The story at the country’s other major automakers is largely the same – strong sales growth in larger vehicle catagories while fewer consumers are opting for cars.
General Motors said sales were up 5 per cent overall in August, what Chrysler reported a spike of 22 per cent in sales.
At GM, the Chevy Silvarado and GMC Sierra models helped lift truck sales by 7.3 per cent, while the number of cars sold last month dipped by 1.1 per cent.
Chrysler’s boom in August was lifted by a 33 per cent uptick in truck, light truck, crossover and minivan sales. Car sales were off by nearly a third, or 32 per cent.
Gas prices decline
The run-up in sales of trucks hasn’t been dented by rising gas prices this summer. Gas prices rose sharply through June before coming back down through July and August to sit a few cents per litre lower than where they were a year ago, according to online tracking service gasbuddy.com.
August’s sales numbers build on July’s torrid pace, which saw car and light truck sales in Canada jump to an all-time record (1.93 million annualized), surpassing the previous peak set in May.
Experts suggest aggressive promotions from the big automakers is playing a major role, as well as rock-bottom interest rates that are encouraging bigger auto financing loans.

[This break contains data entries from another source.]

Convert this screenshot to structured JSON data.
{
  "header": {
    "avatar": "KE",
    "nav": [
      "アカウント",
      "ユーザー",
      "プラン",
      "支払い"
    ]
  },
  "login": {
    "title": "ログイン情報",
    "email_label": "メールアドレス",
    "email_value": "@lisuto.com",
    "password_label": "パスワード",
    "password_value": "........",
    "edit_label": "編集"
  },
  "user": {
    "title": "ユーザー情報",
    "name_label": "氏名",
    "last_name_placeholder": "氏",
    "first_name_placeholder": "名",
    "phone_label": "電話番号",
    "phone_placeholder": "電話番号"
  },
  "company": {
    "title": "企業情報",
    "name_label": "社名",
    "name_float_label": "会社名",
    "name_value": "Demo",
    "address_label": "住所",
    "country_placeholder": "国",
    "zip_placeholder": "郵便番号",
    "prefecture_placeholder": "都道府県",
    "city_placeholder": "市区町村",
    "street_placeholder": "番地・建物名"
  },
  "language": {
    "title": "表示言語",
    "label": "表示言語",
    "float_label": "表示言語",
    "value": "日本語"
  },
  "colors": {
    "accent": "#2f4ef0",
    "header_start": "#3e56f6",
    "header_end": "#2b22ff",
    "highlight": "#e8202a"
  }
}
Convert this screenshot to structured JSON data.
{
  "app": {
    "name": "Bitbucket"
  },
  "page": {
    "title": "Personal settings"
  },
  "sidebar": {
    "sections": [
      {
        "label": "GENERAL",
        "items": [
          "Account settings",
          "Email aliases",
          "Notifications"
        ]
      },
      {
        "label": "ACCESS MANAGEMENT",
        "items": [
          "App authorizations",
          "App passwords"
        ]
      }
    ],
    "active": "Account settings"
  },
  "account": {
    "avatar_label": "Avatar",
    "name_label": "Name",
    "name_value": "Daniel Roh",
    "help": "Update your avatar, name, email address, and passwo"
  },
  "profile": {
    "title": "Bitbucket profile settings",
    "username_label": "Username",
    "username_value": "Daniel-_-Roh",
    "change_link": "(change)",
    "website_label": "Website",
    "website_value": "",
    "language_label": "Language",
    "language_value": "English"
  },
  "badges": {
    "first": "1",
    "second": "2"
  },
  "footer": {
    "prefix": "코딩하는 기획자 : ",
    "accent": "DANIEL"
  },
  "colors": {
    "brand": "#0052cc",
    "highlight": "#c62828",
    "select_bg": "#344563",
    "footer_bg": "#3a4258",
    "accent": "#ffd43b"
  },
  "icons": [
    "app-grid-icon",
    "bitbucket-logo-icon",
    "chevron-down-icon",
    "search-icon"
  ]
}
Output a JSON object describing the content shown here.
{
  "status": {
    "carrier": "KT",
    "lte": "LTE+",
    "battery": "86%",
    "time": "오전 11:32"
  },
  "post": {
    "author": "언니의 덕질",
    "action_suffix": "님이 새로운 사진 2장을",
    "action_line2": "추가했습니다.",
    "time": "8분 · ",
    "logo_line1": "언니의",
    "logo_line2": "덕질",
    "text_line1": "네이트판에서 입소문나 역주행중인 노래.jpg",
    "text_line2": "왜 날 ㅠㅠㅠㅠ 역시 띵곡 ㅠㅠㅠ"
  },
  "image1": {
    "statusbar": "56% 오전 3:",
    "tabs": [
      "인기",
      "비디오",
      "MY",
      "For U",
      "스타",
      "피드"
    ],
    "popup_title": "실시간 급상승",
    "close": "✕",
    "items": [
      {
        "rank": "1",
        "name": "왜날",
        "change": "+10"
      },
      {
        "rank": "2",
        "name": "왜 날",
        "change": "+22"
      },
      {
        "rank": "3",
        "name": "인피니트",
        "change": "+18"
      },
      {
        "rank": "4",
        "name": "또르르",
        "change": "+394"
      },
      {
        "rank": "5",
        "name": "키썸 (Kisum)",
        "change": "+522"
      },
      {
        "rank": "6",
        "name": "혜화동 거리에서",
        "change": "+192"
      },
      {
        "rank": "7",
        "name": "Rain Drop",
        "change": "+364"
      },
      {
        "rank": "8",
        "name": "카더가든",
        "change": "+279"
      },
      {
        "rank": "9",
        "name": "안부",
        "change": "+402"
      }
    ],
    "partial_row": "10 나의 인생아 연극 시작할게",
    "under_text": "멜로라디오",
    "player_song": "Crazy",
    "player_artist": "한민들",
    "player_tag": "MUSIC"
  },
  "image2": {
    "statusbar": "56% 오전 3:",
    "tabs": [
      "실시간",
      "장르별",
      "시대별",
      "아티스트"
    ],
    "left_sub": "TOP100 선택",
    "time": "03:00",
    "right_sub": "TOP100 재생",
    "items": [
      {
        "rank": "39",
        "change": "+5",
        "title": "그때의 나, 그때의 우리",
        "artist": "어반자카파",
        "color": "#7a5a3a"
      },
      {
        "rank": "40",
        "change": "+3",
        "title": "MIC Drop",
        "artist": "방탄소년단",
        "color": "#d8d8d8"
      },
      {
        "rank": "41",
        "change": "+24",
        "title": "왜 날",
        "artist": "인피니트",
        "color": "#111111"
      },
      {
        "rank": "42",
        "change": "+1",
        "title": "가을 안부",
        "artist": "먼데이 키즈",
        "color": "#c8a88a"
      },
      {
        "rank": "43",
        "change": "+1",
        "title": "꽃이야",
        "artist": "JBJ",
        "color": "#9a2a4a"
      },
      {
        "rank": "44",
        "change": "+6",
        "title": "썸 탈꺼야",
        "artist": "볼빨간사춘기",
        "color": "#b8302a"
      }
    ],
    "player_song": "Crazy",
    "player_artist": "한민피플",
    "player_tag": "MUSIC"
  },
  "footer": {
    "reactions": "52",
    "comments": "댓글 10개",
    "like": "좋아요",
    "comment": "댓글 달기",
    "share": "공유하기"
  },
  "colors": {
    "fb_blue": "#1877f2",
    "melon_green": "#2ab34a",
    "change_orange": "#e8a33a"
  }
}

“The advance reflects the best vehicle affordability in decades, partly due to enhanced incentives — including ‘employee pricing’ — as well as the rising popularity of crossover utility vehicles (CUVs),” Scotiabank auto expert Carlos Gomes said in a note.